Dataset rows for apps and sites
----------------------------------------

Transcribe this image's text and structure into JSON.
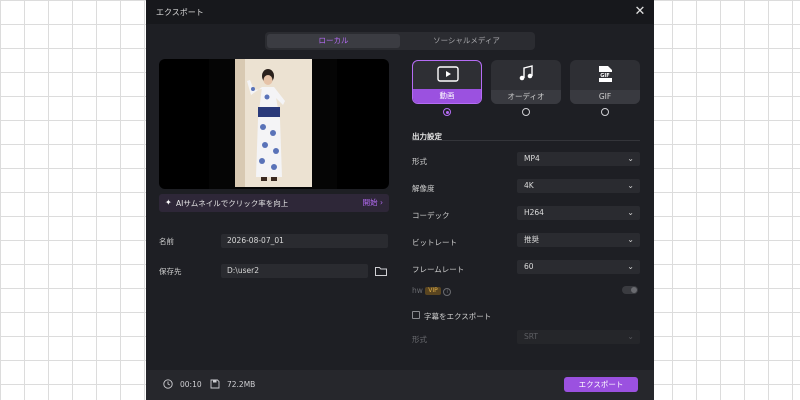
{
  "dialog": {
    "title": "エクスポート"
  },
  "tabs": [
    {
      "label": "ローカル"
    },
    {
      "label": "ソーシャルメディア"
    }
  ],
  "ai_bar": {
    "text": "AIサムネイルでクリック率を向上",
    "action": "開始"
  },
  "file": {
    "name_label": "名前",
    "name_value": "2026-08-07_01",
    "path_label": "保存先",
    "path_value": "D:\\user2"
  },
  "formats": [
    {
      "label": "動画",
      "selected": true,
      "icon": "video-icon"
    },
    {
      "label": "オーディオ",
      "selected": false,
      "icon": "music-note-icon"
    },
    {
      "label": "GIF",
      "selected": false,
      "icon": "gif-icon"
    }
  ],
  "settings": {
    "section_title": "出力設定",
    "rows": [
      {
        "label": "形式",
        "value": "MP4"
      },
      {
        "label": "解像度",
        "value": "4K"
      },
      {
        "label": "コーデック",
        "value": "H264"
      },
      {
        "label": "ビットレート",
        "value": "推奨"
      },
      {
        "label": "フレームレート",
        "value": "60"
      }
    ],
    "hw_label": "hw",
    "vip_badge": "VIP",
    "subtitle_export_label": "字幕をエクスポート",
    "subtitle_format_label": "形式",
    "subtitle_format_value": "SRT"
  },
  "footer": {
    "duration": "00:10",
    "size": "72.2MB",
    "export_label": "エクスポート"
  },
  "colors": {
    "accent": "#9b51e0",
    "accent_text": "#b56cf5",
    "dialog_bg": "#1e1f24"
  }
}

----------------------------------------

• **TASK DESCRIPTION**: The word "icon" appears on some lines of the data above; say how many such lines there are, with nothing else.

• **ANSWER TO THIS PROBLEM**: 3